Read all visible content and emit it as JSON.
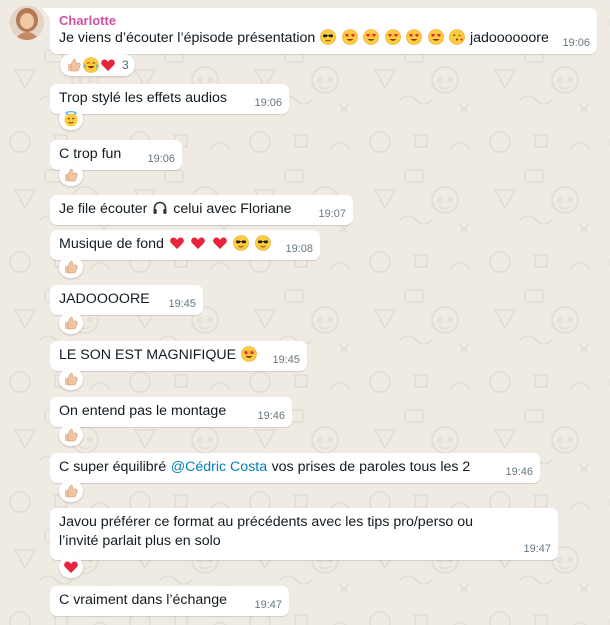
{
  "sender": {
    "name": "Charlotte",
    "name_color": "#cf52a0"
  },
  "messages": [
    {
      "text": "Je viens d’écouter l’épisode présentation",
      "suffix": "jadoooooore",
      "time": "19:06",
      "emojis": [
        "sunglasses-face",
        "heart-eyes-face",
        "heart-eyes-face",
        "heart-eyes-face",
        "heart-eyes-face",
        "heart-eyes-face",
        "kissing-heart-face"
      ],
      "reactions": [
        "thumbs-up",
        "joy-face",
        "red-heart"
      ],
      "reaction_count": "3"
    },
    {
      "text": "Trop stylé les effets audios",
      "time": "19:06",
      "reactions": [
        "smiling-face-halo"
      ]
    },
    {
      "text": "C trop fun",
      "time": "19:06",
      "reactions": [
        "thumbs-up"
      ]
    },
    {
      "text": "Je file écouter",
      "suffix": "celui avec Floriane",
      "time": "19:07",
      "emojis": [
        "headphones"
      ]
    },
    {
      "text": "Musique de fond",
      "time": "19:08",
      "emojis": [
        "red-heart",
        "red-heart",
        "red-heart",
        "sunglasses-face",
        "sunglasses-face"
      ],
      "reactions": [
        "thumbs-up"
      ]
    },
    {
      "text": "JADOOOORE",
      "time": "19:45",
      "reactions": [
        "thumbs-up"
      ]
    },
    {
      "text": "LE SON EST MAGNIFIQUE",
      "time": "19:45",
      "emojis": [
        "star-struck-face"
      ],
      "reactions": [
        "thumbs-up"
      ]
    },
    {
      "text": "On entend pas le montage",
      "time": "19:46",
      "reactions": [
        "thumbs-up"
      ]
    },
    {
      "text": "C super équilibré",
      "mention": "@Cédric Costa",
      "suffix": "vos prises de paroles tous les 2",
      "time": "19:46",
      "reactions": [
        "thumbs-up"
      ]
    },
    {
      "text": "Javou préférer ce format au précédents avec les tips pro/perso ou l’invité parlait plus en solo",
      "time": "19:47",
      "reactions": [
        "red-heart"
      ]
    },
    {
      "text": "C vraiment dans l’échange",
      "time": "19:47"
    }
  ]
}
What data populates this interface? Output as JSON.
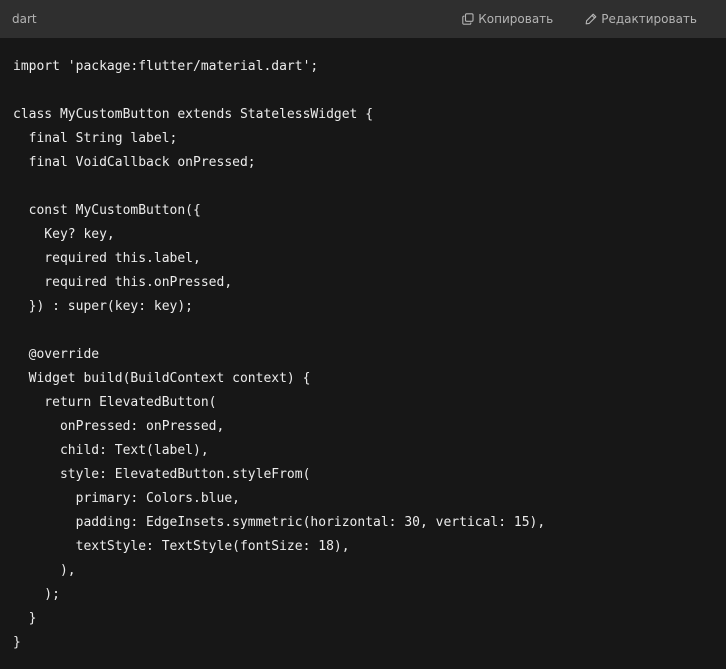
{
  "header": {
    "language": "dart",
    "copy_label": "Копировать",
    "copy_icon": "copy-icon",
    "edit_label": "Редактировать",
    "edit_icon": "pencil-icon"
  },
  "code": {
    "lines": [
      "import 'package:flutter/material.dart';",
      "",
      "class MyCustomButton extends StatelessWidget {",
      "  final String label;",
      "  final VoidCallback onPressed;",
      "",
      "  const MyCustomButton({",
      "    Key? key,",
      "    required this.label,",
      "    required this.onPressed,",
      "  }) : super(key: key);",
      "",
      "  @override",
      "  Widget build(BuildContext context) {",
      "    return ElevatedButton(",
      "      onPressed: onPressed,",
      "      child: Text(label),",
      "      style: ElevatedButton.styleFrom(",
      "        primary: Colors.blue,",
      "        padding: EdgeInsets.symmetric(horizontal: 30, vertical: 15),",
      "        textStyle: TextStyle(fontSize: 18),",
      "      ),",
      "    );",
      "  }",
      "}"
    ]
  }
}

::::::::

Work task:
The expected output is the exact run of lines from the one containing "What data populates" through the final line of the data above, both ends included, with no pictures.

Output of the exercise:
What data populates this interface? Output as JSON.
{
  "header": {
    "language": "dart",
    "copy_label": "Копировать",
    "copy_icon": "copy-icon",
    "edit_label": "Редактировать",
    "edit_icon": "pencil-icon"
  },
  "code": {
    "lines": [
      "import 'package:flutter/material.dart';",
      "",
      "class MyCustomButton extends StatelessWidget {",
      "  final String label;",
      "  final VoidCallback onPressed;",
      "",
      "  const MyCustomButton({",
      "    Key? key,",
      "    required this.label,",
      "    required this.onPressed,",
      "  }) : super(key: key);",
      "",
      "  @override",
      "  Widget build(BuildContext context) {",
      "    return ElevatedButton(",
      "      onPressed: onPressed,",
      "      child: Text(label),",
      "      style: ElevatedButton.styleFrom(",
      "        primary: Colors.blue,",
      "        padding: EdgeInsets.symmetric(horizontal: 30, vertical: 15),",
      "        textStyle: TextStyle(fontSize: 18),",
      "      ),",
      "    );",
      "  }",
      "}"
    ]
  }
}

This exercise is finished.